> _Exercise goal_: In the records, find every line with the word "ingredients" and copy it out.

> _Collected data_:
======

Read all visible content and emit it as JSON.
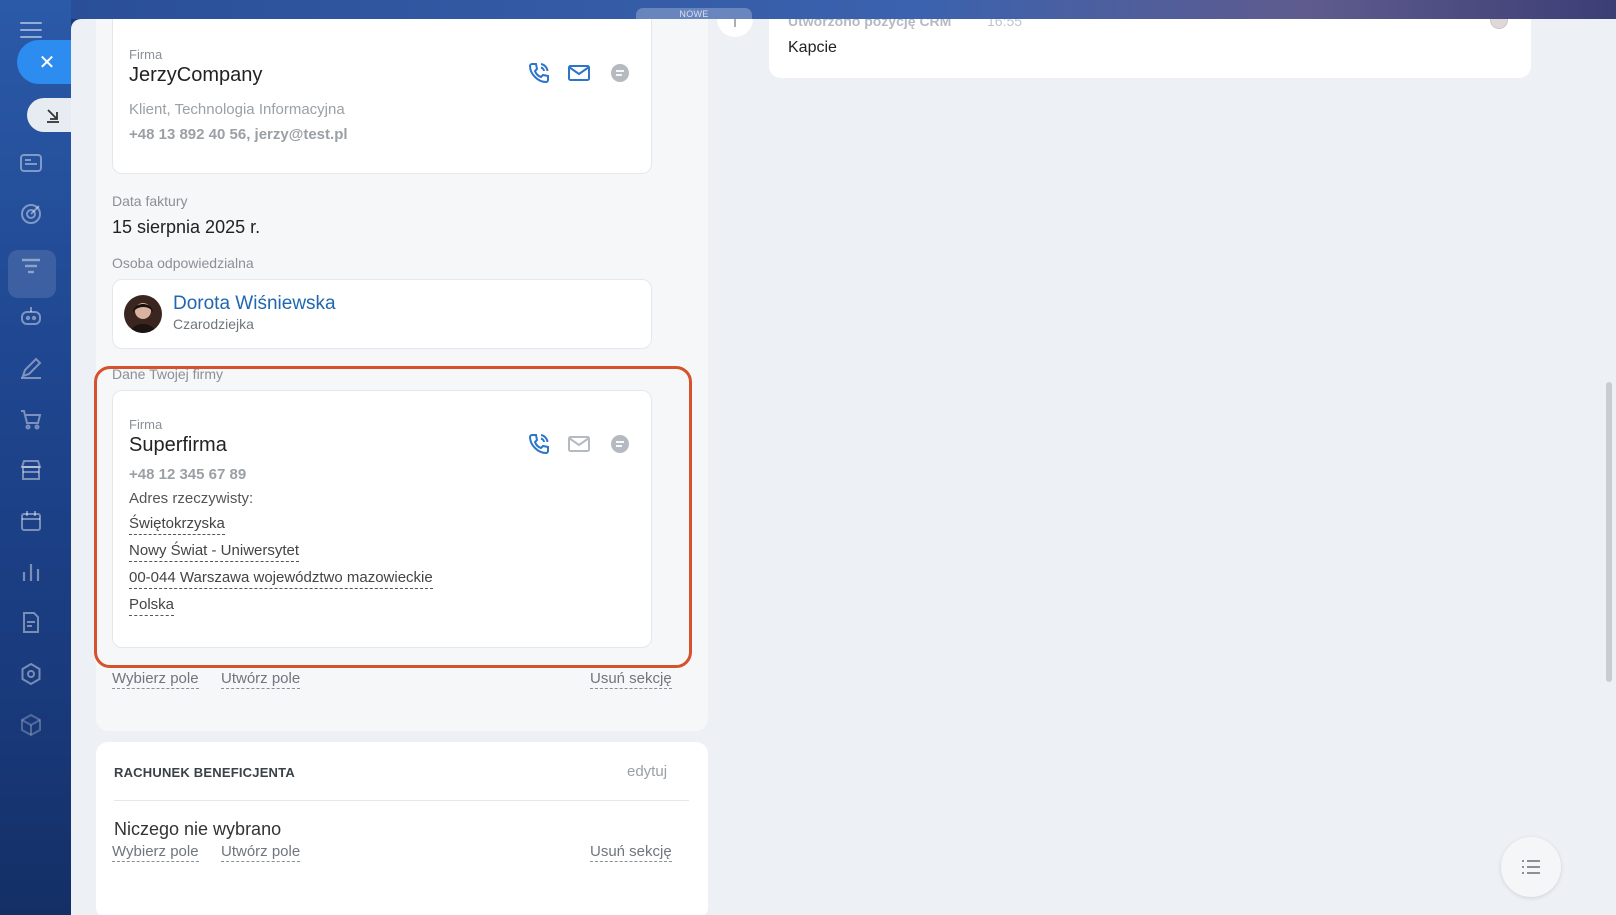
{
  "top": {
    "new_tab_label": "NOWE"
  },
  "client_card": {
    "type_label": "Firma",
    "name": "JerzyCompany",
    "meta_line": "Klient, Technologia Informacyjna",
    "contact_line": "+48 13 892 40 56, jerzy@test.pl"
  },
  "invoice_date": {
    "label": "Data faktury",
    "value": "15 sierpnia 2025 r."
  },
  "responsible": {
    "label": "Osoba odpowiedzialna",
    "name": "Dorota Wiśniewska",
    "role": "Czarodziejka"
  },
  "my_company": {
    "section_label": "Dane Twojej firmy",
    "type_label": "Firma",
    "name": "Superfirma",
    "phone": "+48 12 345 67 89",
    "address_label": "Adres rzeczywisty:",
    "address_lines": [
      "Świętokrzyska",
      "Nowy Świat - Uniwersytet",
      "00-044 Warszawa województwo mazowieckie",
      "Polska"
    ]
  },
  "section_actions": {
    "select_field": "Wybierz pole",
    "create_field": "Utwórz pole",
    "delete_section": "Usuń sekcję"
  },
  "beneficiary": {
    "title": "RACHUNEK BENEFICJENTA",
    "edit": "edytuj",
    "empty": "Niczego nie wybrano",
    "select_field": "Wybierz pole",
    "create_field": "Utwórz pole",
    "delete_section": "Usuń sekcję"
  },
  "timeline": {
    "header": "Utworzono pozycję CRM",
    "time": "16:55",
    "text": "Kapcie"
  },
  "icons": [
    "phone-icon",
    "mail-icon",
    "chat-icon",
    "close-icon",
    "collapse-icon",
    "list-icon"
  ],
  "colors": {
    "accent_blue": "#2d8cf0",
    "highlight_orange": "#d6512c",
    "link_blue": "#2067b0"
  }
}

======

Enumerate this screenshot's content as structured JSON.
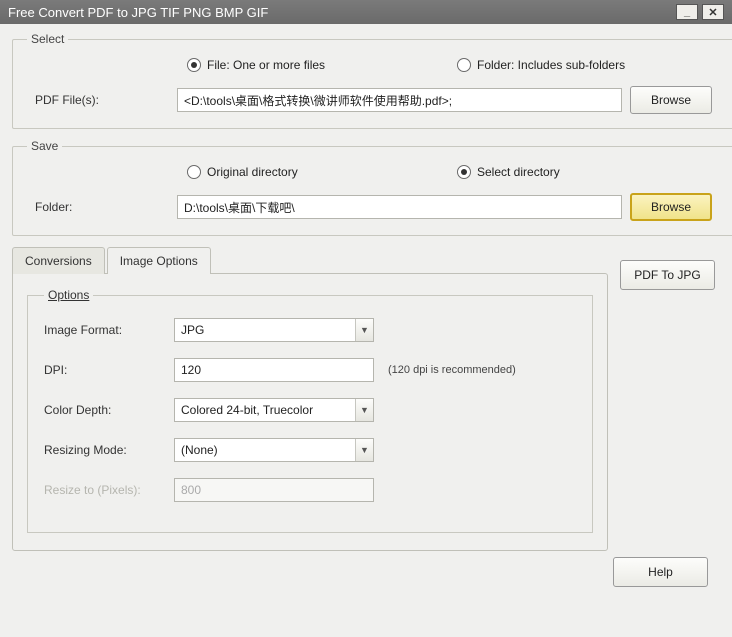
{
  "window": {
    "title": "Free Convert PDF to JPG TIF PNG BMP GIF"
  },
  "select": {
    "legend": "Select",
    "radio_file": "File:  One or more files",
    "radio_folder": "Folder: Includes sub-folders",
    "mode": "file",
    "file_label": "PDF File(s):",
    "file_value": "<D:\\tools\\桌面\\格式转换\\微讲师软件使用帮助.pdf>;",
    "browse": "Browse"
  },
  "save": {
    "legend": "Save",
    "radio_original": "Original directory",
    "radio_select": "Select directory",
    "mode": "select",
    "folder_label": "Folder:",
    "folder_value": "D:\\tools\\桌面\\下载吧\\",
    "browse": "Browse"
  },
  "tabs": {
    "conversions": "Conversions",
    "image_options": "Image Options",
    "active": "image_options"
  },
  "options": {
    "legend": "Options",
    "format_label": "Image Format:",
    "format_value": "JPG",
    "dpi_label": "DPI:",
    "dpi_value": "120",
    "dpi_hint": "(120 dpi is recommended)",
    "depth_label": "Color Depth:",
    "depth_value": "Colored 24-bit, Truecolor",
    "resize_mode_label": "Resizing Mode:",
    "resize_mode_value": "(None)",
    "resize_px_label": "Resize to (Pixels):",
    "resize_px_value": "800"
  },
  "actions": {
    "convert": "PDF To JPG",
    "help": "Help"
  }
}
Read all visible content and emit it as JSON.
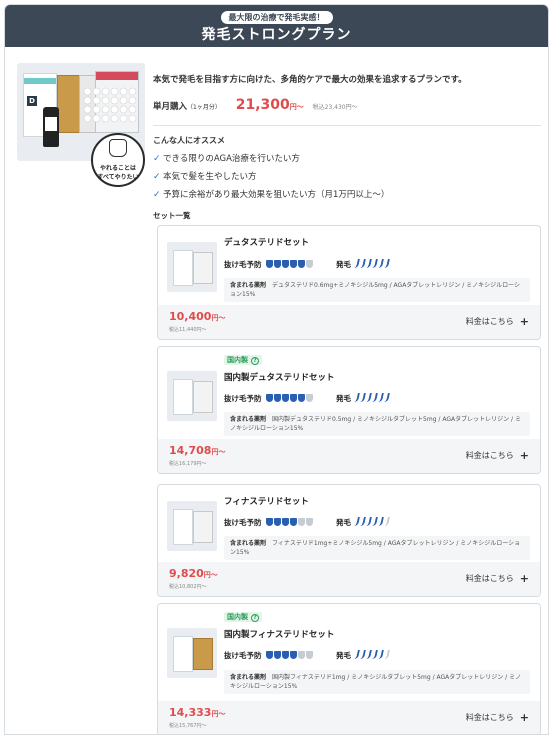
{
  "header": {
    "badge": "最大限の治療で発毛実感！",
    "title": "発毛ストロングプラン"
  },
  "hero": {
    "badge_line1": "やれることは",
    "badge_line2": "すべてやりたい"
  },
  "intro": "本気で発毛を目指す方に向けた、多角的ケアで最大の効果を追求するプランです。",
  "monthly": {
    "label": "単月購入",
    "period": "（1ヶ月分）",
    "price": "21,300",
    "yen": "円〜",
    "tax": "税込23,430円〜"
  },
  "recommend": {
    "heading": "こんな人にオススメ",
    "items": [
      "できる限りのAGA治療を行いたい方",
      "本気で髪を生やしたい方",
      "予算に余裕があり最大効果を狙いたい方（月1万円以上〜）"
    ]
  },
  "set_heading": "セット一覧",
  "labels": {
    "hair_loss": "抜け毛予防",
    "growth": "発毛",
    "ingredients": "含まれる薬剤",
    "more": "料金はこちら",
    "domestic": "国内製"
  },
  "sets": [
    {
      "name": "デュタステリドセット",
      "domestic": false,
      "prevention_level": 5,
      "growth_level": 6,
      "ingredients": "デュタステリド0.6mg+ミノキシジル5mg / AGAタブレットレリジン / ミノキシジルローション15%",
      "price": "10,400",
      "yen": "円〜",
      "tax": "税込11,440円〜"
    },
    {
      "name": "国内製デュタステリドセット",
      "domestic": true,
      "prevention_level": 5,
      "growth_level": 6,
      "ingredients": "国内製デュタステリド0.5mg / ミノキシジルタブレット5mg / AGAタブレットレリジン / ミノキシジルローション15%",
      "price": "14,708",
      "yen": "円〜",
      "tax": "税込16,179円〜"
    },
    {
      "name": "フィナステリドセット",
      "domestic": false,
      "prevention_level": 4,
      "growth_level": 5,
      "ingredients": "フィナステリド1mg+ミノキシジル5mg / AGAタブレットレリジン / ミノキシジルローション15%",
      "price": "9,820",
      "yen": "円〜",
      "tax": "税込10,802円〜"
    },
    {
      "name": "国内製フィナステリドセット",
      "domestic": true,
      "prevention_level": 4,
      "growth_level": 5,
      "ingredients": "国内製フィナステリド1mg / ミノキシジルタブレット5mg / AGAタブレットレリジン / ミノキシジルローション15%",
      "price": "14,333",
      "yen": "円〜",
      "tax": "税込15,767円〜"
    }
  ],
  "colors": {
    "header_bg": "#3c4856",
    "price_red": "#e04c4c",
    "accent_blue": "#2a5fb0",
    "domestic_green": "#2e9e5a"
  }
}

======

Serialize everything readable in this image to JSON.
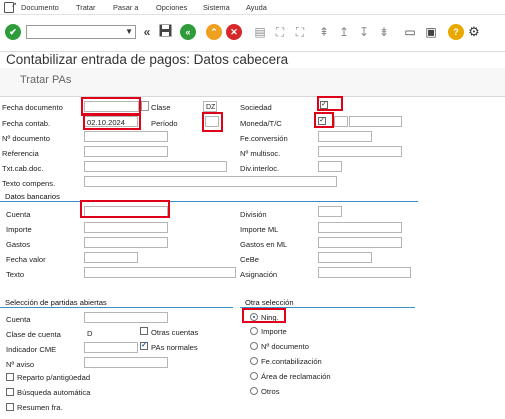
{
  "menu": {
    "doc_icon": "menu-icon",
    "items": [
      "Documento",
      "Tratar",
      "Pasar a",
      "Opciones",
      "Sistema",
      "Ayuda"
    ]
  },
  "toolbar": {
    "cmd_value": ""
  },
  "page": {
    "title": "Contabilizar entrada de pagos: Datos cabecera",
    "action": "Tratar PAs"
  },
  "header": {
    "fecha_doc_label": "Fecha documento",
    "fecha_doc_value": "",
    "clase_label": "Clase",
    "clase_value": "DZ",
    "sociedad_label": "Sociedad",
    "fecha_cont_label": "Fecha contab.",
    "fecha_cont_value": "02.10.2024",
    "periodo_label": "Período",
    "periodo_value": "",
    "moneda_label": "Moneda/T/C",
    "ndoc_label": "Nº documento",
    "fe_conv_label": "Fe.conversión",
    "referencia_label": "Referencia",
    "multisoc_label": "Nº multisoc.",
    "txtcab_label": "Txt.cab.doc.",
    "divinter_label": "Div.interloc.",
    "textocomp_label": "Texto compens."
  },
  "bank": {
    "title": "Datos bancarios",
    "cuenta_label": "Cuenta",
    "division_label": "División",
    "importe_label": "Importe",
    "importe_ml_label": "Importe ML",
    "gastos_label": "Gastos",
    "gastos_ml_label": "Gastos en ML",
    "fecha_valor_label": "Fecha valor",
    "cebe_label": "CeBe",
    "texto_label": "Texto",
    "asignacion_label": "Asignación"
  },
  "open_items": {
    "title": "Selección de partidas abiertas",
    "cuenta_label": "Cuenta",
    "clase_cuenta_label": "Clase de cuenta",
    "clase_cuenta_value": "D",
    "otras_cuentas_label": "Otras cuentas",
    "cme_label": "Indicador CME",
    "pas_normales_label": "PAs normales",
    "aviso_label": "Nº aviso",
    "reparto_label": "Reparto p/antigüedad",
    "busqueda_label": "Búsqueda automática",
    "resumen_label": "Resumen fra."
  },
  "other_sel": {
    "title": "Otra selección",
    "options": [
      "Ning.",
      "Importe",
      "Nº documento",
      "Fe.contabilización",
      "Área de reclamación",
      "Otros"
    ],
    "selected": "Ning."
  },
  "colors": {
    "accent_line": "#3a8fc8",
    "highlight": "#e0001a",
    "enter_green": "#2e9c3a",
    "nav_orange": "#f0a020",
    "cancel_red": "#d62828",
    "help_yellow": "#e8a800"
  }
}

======

> _Solution for this problem_:
    "ingredients": "含まれる薬剤",
      "ingredients": "デュタステリド0.6mg+ミノキシジル5mg / AGAタブレットレリジン / ミノキシジルローション15%",
      "ingredients": "国内製デュタステリド0.5mg / ミノキシジルタブレット5mg / AGAタブレットレリジン / ミノキシジルローション15%",
      "ingredients": "フィナステリド1mg+ミノキシジル5mg / AGAタブレットレリジン / ミノキシジルローション15%",
      "ingredients": "国内製フィナステリド1mg / ミノキシジルタブレット5mg / AGAタブレットレリジン / ミノキシジルローション15%",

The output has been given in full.